“In Casey,” she went on, “the court announced that in reviewing state regulations that may apply to that right, that the court considers whether that regulation has an undue burden on the woman’s constitutional right. That’s my understanding of what the state of the law is.”
But Mr. Coburn was seeking to engage her on a deeper, perhaps more personal level. “Let’s say I’m 38 weeks pregnant and we discover a small spina bifida sac on the lower sacrum, the lower part of the back, on my baby, and I feel like I just can’t handle a child with that,” he said. “Would it be legal in this country to terminate that child’s life?”
The nominee said she could not answer “in the abstract, because I would have to look at what the state of the state’s law was on that question and what the state said with respect to that issue.”
In his opening remarks to the nominee, Mr. Coburn apologized for the several outbursts by anti-abortion protesters since the hearings began. “Anybody who values life like I do and is pro-life recognizes that the way you change minds is not yell at people,” the senator said. “You love them.”
Wash.
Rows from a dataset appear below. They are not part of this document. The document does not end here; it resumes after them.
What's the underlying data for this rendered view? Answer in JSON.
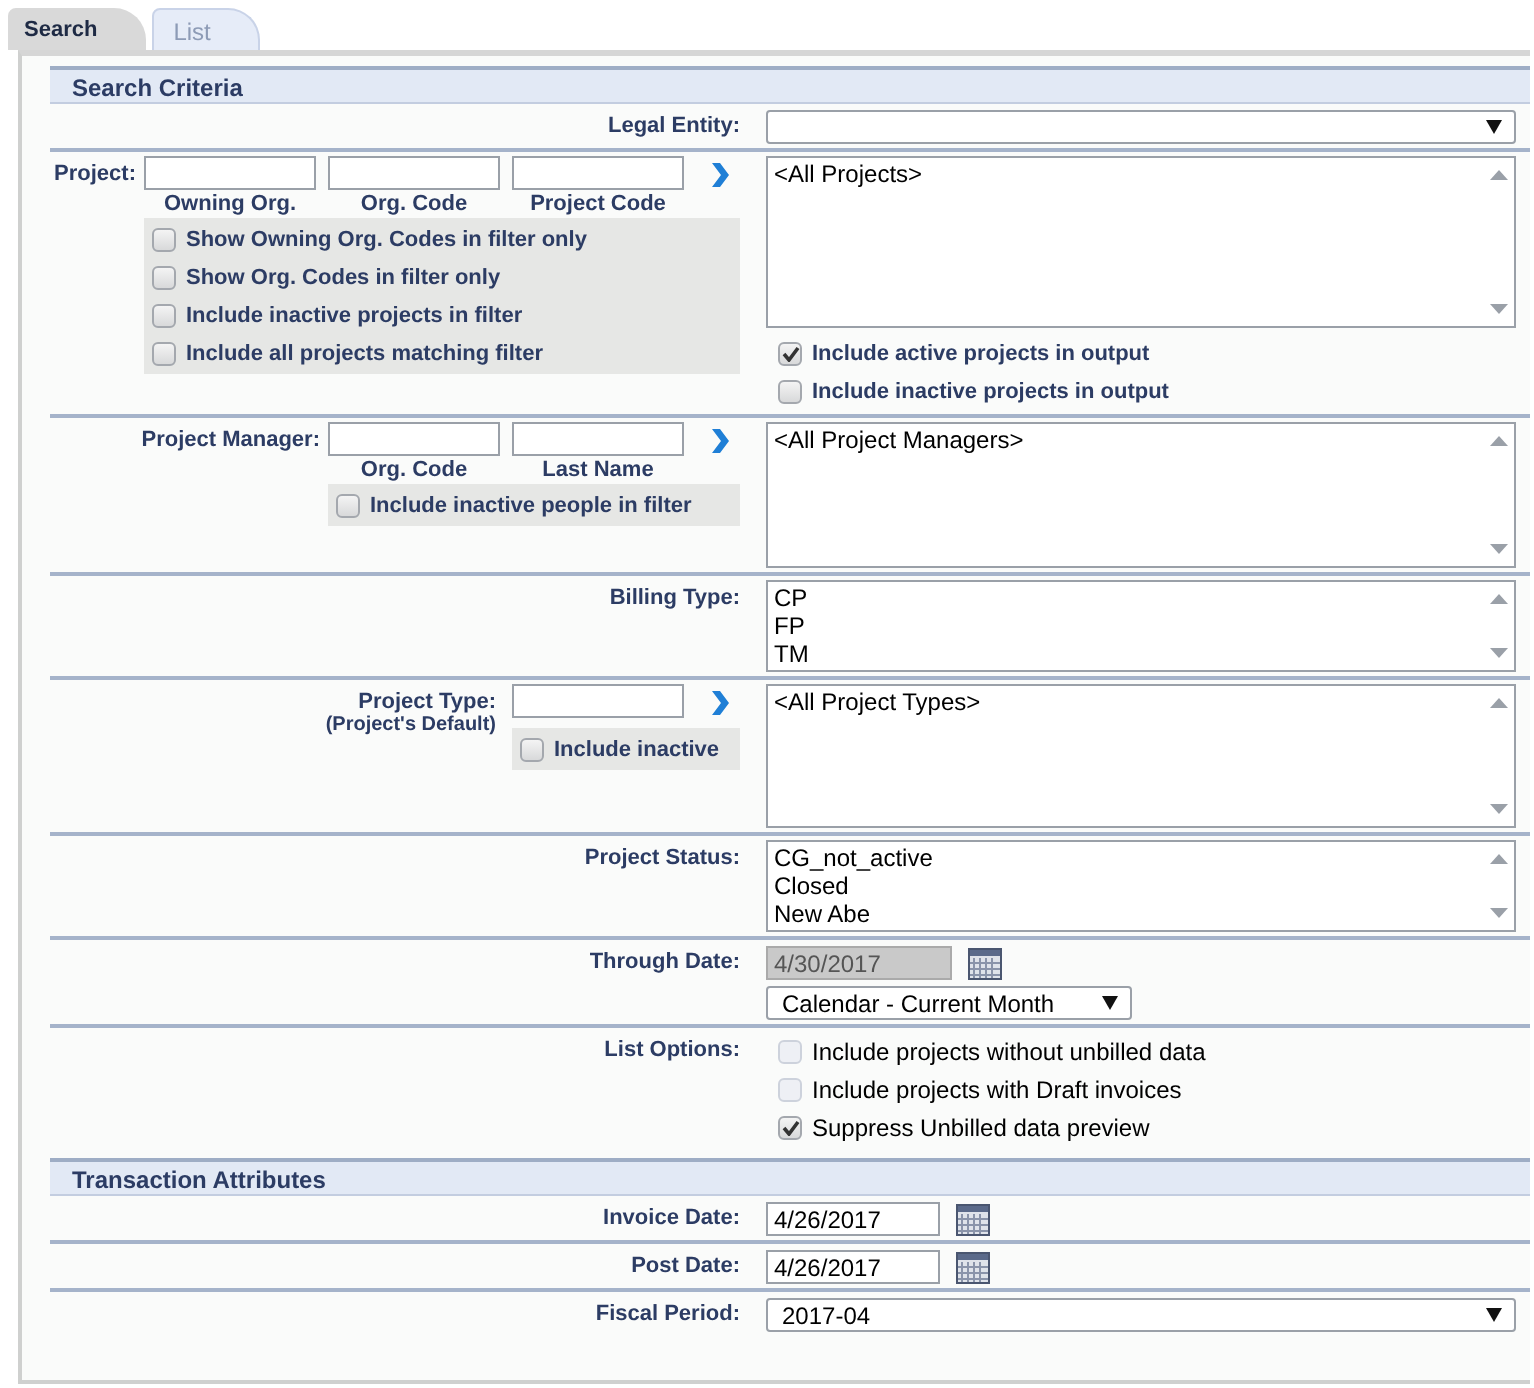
{
  "tabs": [
    {
      "label": "Search",
      "selected": true
    },
    {
      "label": "List",
      "selected": false
    }
  ],
  "sections": [
    {
      "title": "Search Criteria",
      "rows": [
        {
          "kind": "select",
          "label": "Legal Entity:"
        },
        {
          "kind": "filter",
          "label": "Project:",
          "fields": [
            {
              "kind": "text_input",
              "caption": "Owning Org."
            },
            {
              "kind": "text_input",
              "caption": "Org. Code"
            },
            {
              "kind": "text_input",
              "caption": "Project Code"
            }
          ],
          "filter_options": [
            {
              "label": "Show Owning Org. Codes in filter only",
              "checked": false
            },
            {
              "label": "Show Org. Codes in filter only",
              "checked": false
            },
            {
              "label": "Include inactive projects in filter",
              "checked": false
            },
            {
              "label": "Include all projects matching filter",
              "checked": false
            }
          ],
          "items": [
            "<All Projects>"
          ],
          "output_options": [
            {
              "label": "Include active projects in output",
              "checked": true
            },
            {
              "label": "Include inactive projects in output",
              "checked": false
            }
          ]
        },
        {
          "kind": "filter",
          "label": "Project Manager:",
          "fields": [
            {
              "kind": "text_input",
              "caption": "Org. Code"
            },
            {
              "kind": "text_input",
              "caption": "Last Name"
            }
          ],
          "filter_options": [
            {
              "label": "Include inactive people in filter",
              "checked": false
            }
          ],
          "items": [
            "<All Project Managers>"
          ]
        },
        {
          "kind": "listbox",
          "label": "Billing Type:",
          "items": [
            "CP",
            "FP",
            "TM"
          ]
        },
        {
          "kind": "filter",
          "label": "Project Type:",
          "sublabel": "(Project's Default)",
          "fields": [
            {
              "kind": "text_input"
            }
          ],
          "filter_options": [
            {
              "label": "Include inactive",
              "checked": false
            }
          ],
          "items": [
            "<All Project Types>"
          ]
        },
        {
          "kind": "listbox",
          "label": "Project Status:",
          "items": [
            "CG_not_active",
            "Closed",
            "New Abe"
          ]
        },
        {
          "kind": "date_period",
          "label": "Through Date:",
          "date": "4/30/2017",
          "date_disabled": true,
          "period": "Calendar - Current Month"
        },
        {
          "kind": "checks",
          "label": "List Options:",
          "options": [
            {
              "label": "Include projects without unbilled data",
              "checked": false,
              "disabled": true
            },
            {
              "label": "Include projects with Draft invoices",
              "checked": false,
              "disabled": true
            },
            {
              "label": "Suppress Unbilled data preview",
              "checked": true,
              "disabled": false
            }
          ]
        }
      ]
    },
    {
      "title": "Transaction Attributes",
      "rows": [
        {
          "kind": "date",
          "label": "Invoice Date:",
          "value": "4/26/2017"
        },
        {
          "kind": "date",
          "label": "Post Date:",
          "value": "4/26/2017"
        },
        {
          "kind": "select",
          "label": "Fiscal Period:",
          "value": "2017-04"
        }
      ]
    }
  ]
}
Post: The Scene: Culture Wars Intrude on a Day of Cordiality, by Ann Gerhart:
It was but a blip of perhaps 20 seconds, a hiccup in an orderly, polite proceeding, some shouted words about abortion being wrong.
Heads swiveled toward the back of Room 216 in the Hart Senate Office Building, where Judge Sonia Sotomayor had been sitting at a table alone for hours, pleasantly impassive, waiting her turn to speak....
A group of citizens was being ushered quietly from the room. The public, too, had been taking turns all day, 50 at a time, lining up for free tickets to see democracy at work. On the way out, an older white-haired woman turned to yell about overturning Roe v. Wade, then slipped through the door, where Capitol Hill police promptly arrested her.
She was Norma McCorvey, 61 -- Jane Roe herself....
But the people to whom abortion matters most have a long attention span and are focused on 20 or 30 years down the line. Sotomayor is 55. If confirmed, she is likely to have decades ahead of her on the nation's high court. Her position on abortion isn't publicly known....
Monday, July 13, 2009
Sotomayor told lawmakers that the law, not her personal and professional experiences, has driven her rulings as a judge.
Video and text of Judge Sotomayor's full opening statement are available here.